Even research supports the cause of authoritarian leadership style, especially during times of crisis. A 2006 Harvard Business School case, titled, Harley’s Leadership U-Turn, proves how under Rich Teerlink (ex-CEO of Harley-Davidson), the organisation took a U-turn from near extinction.

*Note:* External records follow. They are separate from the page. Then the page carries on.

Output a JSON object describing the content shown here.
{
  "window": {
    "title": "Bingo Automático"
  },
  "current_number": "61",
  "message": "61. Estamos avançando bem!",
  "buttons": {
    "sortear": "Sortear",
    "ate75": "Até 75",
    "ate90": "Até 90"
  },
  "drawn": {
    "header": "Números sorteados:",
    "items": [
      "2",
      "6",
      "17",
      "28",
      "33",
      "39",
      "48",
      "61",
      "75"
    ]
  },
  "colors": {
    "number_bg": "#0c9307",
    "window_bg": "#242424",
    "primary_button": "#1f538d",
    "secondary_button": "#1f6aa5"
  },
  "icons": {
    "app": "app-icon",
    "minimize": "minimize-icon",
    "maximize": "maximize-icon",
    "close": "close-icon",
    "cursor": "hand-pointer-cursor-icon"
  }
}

It says, “When an organisation is under extreme pressure – so much so, that one wrong move can mean its collapse – authoritarian leadershipmay very well be necessary.” In another paper titled, Is Servant Leadership Part of Your Worldview?, by Dr. J. Howard Baker of University of Louisiana, he states, “An authoritarian, command and control model of leadership may be very effective for stopping something, destroying something, or conquering something...” He goes on to praise Jack Welch, the authoritarian former Chairman & CEO of GE, one of the most successful CEOs of all times, under whose 13 year-long tenure, GE’s market value appreciated by 2,828.5% to touch $410 billion. [This is something which Jeff Immelt, his democratic-participative leadership styled-successor has failed at; GE is valued at $221.9 billion today – down by 45.9% in a matter of six years.] Enough proof that authoritarian leadership does much good for investors.
From Larry Ellison, who has been written about as being an autocratic indomitable CEO (in one such book titled, ‘The Oracle of Oracles’, by Florence Stone, he has been described as “Ruthless, volatile, arrogant, impatient and autocratic”) to IBM’s former CEO Lou Gertsner whose shout-and-command policy helped save IBM (when he became the CEO in April 1993, IBM was struggling to survive, having lost tens of billions since 1990; under him, IBM’s Mcap increased by 476.67% in a decade to $173 billion, while its stock price increased sevenfold, to $101), there are names that have become immortal as leaders who have used lashing at will.
The CEOs I have mentioned embody the typical American ego, and they only have two bad habits – a hard-to-believe vision and an unbelievable fantasy for total control. And the reason all this despotism works is because experience has shown these iconic legends that humans, in general and most of them, will cheat and shirk work at the first possible instance. Of course, there will be exceptions – like you, obviously – who would not shirk work and who would not need to be threatened, to be productive. But these will remain, as the saying goes, exceptions. Once you truly start believing that the only way an organization can be ruthlessly productive and profitable is to be as ruthless to its people, that’s the moment you’ve qualified in my diary as one of the world’s best CEOs.